-- RECORDS FOR THE TASK --
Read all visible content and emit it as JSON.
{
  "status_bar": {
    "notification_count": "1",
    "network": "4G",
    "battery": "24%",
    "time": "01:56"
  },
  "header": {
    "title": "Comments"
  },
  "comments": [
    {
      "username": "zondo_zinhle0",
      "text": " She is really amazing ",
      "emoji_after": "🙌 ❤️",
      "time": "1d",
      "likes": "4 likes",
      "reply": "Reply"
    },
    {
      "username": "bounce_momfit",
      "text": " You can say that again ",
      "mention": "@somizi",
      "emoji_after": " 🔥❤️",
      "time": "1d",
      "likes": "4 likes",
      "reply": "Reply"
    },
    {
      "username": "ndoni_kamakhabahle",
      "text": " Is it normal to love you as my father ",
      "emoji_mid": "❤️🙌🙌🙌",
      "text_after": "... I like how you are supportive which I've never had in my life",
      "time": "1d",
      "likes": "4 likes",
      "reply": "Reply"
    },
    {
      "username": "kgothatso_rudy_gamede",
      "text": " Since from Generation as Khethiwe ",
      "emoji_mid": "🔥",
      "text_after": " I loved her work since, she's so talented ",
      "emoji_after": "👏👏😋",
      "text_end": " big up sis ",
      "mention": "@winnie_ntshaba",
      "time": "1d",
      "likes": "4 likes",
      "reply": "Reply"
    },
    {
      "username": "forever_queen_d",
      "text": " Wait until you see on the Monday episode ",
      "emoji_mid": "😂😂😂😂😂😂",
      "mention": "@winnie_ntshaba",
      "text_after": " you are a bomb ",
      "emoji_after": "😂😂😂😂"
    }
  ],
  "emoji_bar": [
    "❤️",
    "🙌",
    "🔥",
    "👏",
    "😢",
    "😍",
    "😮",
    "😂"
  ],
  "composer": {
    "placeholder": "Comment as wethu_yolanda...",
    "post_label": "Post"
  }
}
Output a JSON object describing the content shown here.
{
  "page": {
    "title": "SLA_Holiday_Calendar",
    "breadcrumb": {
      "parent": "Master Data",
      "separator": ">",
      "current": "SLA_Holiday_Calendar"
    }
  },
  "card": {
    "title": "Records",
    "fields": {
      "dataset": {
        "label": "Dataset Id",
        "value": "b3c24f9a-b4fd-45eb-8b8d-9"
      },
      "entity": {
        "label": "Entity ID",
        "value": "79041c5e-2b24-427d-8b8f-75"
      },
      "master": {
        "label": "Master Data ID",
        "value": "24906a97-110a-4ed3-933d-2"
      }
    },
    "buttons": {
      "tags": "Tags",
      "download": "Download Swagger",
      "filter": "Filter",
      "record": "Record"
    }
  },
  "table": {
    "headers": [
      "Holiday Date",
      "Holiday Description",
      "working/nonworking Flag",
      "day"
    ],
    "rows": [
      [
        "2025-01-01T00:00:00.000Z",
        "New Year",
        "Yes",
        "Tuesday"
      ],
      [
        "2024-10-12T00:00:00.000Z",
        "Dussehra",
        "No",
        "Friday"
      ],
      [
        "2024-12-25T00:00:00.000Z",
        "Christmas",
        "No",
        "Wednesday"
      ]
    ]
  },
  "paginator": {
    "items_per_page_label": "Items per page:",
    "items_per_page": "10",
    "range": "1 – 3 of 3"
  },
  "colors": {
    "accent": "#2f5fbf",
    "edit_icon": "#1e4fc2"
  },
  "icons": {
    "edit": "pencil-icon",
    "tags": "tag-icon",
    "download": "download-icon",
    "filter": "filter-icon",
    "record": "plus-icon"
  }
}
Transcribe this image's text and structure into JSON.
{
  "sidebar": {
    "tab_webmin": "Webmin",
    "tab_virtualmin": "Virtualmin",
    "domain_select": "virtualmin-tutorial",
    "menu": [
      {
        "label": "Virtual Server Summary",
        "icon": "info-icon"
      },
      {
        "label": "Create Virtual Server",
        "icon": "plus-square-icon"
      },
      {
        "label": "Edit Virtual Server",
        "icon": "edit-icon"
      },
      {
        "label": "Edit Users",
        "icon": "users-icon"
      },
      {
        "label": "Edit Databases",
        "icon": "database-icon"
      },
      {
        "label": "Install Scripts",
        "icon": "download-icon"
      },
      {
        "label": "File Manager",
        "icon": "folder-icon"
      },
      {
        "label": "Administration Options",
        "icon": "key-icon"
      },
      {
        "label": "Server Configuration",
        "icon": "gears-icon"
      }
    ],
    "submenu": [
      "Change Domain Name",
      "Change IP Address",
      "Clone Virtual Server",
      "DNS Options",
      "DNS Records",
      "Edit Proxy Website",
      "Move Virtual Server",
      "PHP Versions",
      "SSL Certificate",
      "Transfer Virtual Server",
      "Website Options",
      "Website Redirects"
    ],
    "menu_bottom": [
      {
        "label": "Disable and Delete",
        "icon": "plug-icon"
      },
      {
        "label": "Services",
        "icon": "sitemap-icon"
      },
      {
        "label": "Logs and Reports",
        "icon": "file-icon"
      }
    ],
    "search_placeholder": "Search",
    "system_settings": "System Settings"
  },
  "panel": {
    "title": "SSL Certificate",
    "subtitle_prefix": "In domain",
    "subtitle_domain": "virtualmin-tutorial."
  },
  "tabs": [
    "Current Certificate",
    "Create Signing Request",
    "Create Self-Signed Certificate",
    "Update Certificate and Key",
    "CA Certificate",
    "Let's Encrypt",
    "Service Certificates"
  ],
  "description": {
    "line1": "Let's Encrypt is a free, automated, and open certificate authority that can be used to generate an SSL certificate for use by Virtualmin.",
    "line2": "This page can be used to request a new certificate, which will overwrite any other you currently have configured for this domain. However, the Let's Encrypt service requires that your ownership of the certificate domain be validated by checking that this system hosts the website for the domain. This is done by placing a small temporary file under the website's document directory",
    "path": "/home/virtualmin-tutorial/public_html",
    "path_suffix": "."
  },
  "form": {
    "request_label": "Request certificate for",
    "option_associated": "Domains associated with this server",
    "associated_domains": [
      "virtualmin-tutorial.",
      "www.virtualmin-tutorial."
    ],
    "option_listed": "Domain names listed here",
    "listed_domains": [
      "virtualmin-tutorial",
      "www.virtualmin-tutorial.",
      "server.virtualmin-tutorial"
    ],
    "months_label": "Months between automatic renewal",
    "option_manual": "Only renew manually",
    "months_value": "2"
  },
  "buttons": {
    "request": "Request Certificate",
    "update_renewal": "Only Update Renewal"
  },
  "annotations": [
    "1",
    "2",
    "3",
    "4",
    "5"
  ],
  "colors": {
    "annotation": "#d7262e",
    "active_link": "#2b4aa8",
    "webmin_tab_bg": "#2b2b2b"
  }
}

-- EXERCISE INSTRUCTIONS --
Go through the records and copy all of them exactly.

-- OUTPUT BELOW --
Read all visible content and emit it as JSON.
{
  "status_bar": {
    "notification_count": "1",
    "network": "4G",
    "battery": "24%",
    "time": "01:56"
  },
  "header": {
    "title": "Comments"
  },
  "comments": [
    {
      "username": "zondo_zinhle0",
      "text": " She is really amazing ",
      "emoji_after": "🙌 ❤️",
      "time": "1d",
      "likes": "4 likes",
      "reply": "Reply"
    },
    {
      "username": "bounce_momfit",
      "text": " You can say that again ",
      "mention": "@somizi",
      "emoji_after": " 🔥❤️",
      "time": "1d",
      "likes": "4 likes",
      "reply": "Reply"
    },
    {
      "username": "ndoni_kamakhabahle",
      "text": " Is it normal to love you as my father ",
      "emoji_mid": "❤️🙌🙌🙌",
      "text_after": "... I like how you are supportive which I've never had in my life",
      "time": "1d",
      "likes": "4 likes",
      "reply": "Reply"
    },
    {
      "username": "kgothatso_rudy_gamede",
      "text": " Since from Generation as Khethiwe ",
      "emoji_mid": "🔥",
      "text_after": " I loved her work since, she's so talented ",
      "emoji_after": "👏👏😋",
      "text_end": " big up sis ",
      "mention": "@winnie_ntshaba",
      "time": "1d",
      "likes": "4 likes",
      "reply": "Reply"
    },
    {
      "username": "forever_queen_d",
      "text": " Wait until you see on the Monday episode ",
      "emoji_mid": "😂😂😂😂😂😂",
      "mention": "@winnie_ntshaba",
      "text_after": " you are a bomb ",
      "emoji_after": "😂😂😂😂"
    }
  ],
  "emoji_bar": [
    "❤️",
    "🙌",
    "🔥",
    "👏",
    "😢",
    "😍",
    "😮",
    "😂"
  ],
  "composer": {
    "placeholder": "Comment as wethu_yolanda...",
    "post_label": "Post"
  }
}
Output a JSON object describing the content shown here.
{
  "page": {
    "title": "SLA_Holiday_Calendar",
    "breadcrumb": {
      "parent": "Master Data",
      "separator": ">",
      "current": "SLA_Holiday_Calendar"
    }
  },
  "card": {
    "title": "Records",
    "fields": {
      "dataset": {
        "label": "Dataset Id",
        "value": "b3c24f9a-b4fd-45eb-8b8d-9"
      },
      "entity": {
        "label": "Entity ID",
        "value": "79041c5e-2b24-427d-8b8f-75"
      },
      "master": {
        "label": "Master Data ID",
        "value": "24906a97-110a-4ed3-933d-2"
      }
    },
    "buttons": {
      "tags": "Tags",
      "download": "Download Swagger",
      "filter": "Filter",
      "record": "Record"
    }
  },
  "table": {
    "headers": [
      "Holiday Date",
      "Holiday Description",
      "working/nonworking Flag",
      "day"
    ],
    "rows": [
      [
        "2025-01-01T00:00:00.000Z",
        "New Year",
        "Yes",
        "Tuesday"
      ],
      [
        "2024-10-12T00:00:00.000Z",
        "Dussehra",
        "No",
        "Friday"
      ],
      [
        "2024-12-25T00:00:00.000Z",
        "Christmas",
        "No",
        "Wednesday"
      ]
    ]
  },
  "paginator": {
    "items_per_page_label": "Items per page:",
    "items_per_page": "10",
    "range": "1 – 3 of 3"
  },
  "colors": {
    "accent": "#2f5fbf",
    "edit_icon": "#1e4fc2"
  },
  "icons": {
    "edit": "pencil-icon",
    "tags": "tag-icon",
    "download": "download-icon",
    "filter": "filter-icon",
    "record": "plus-icon"
  }
}
Transcribe this image's text and structure into JSON.
{
  "sidebar": {
    "tab_webmin": "Webmin",
    "tab_virtualmin": "Virtualmin",
    "domain_select": "virtualmin-tutorial",
    "menu": [
      {
        "label": "Virtual Server Summary",
        "icon": "info-icon"
      },
      {
        "label": "Create Virtual Server",
        "icon": "plus-square-icon"
      },
      {
        "label": "Edit Virtual Server",
        "icon": "edit-icon"
      },
      {
        "label": "Edit Users",
        "icon": "users-icon"
      },
      {
        "label": "Edit Databases",
        "icon": "database-icon"
      },
      {
        "label": "Install Scripts",
        "icon": "download-icon"
      },
      {
        "label": "File Manager",
        "icon": "folder-icon"
      },
      {
        "label": "Administration Options",
        "icon": "key-icon"
      },
      {
        "label": "Server Configuration",
        "icon": "gears-icon"
      }
    ],
    "submenu": [
      "Change Domain Name",
      "Change IP Address",
      "Clone Virtual Server",
      "DNS Options",
      "DNS Records",
      "Edit Proxy Website",
      "Move Virtual Server",
      "PHP Versions",
      "SSL Certificate",
      "Transfer Virtual Server",
      "Website Options",
      "Website Redirects"
    ],
    "menu_bottom": [
      {
        "label": "Disable and Delete",
        "icon": "plug-icon"
      },
      {
        "label": "Services",
        "icon": "sitemap-icon"
      },
      {
        "label": "Logs and Reports",
        "icon": "file-icon"
      }
    ],
    "search_placeholder": "Search",
    "system_settings": "System Settings"
  },
  "panel": {
    "title": "SSL Certificate",
    "subtitle_prefix": "In domain",
    "subtitle_domain": "virtualmin-tutorial."
  },
  "tabs": [
    "Current Certificate",
    "Create Signing Request",
    "Create Self-Signed Certificate",
    "Update Certificate and Key",
    "CA Certificate",
    "Let's Encrypt",
    "Service Certificates"
  ],
  "description": {
    "line1": "Let's Encrypt is a free, automated, and open certificate authority that can be used to generate an SSL certificate for use by Virtualmin.",
    "line2": "This page can be used to request a new certificate, which will overwrite any other you currently have configured for this domain. However, the Let's Encrypt service requires that your ownership of the certificate domain be validated by checking that this system hosts the website for the domain. This is done by placing a small temporary file under the website's document directory",
    "path": "/home/virtualmin-tutorial/public_html",
    "path_suffix": "."
  },
  "form": {
    "request_label": "Request certificate for",
    "option_associated": "Domains associated with this server",
    "associated_domains": [
      "virtualmin-tutorial.",
      "www.virtualmin-tutorial."
    ],
    "option_listed": "Domain names listed here",
    "listed_domains": [
      "virtualmin-tutorial",
      "www.virtualmin-tutorial.",
      "server.virtualmin-tutorial"
    ],
    "months_label": "Months between automatic renewal",
    "option_manual": "Only renew manually",
    "months_value": "2"
  },
  "buttons": {
    "request": "Request Certificate",
    "update_renewal": "Only Update Renewal"
  },
  "annotations": [
    "1",
    "2",
    "3",
    "4",
    "5"
  ],
  "colors": {
    "annotation": "#d7262e",
    "active_link": "#2b4aa8",
    "webmin_tab_bg": "#2b2b2b"
  }
}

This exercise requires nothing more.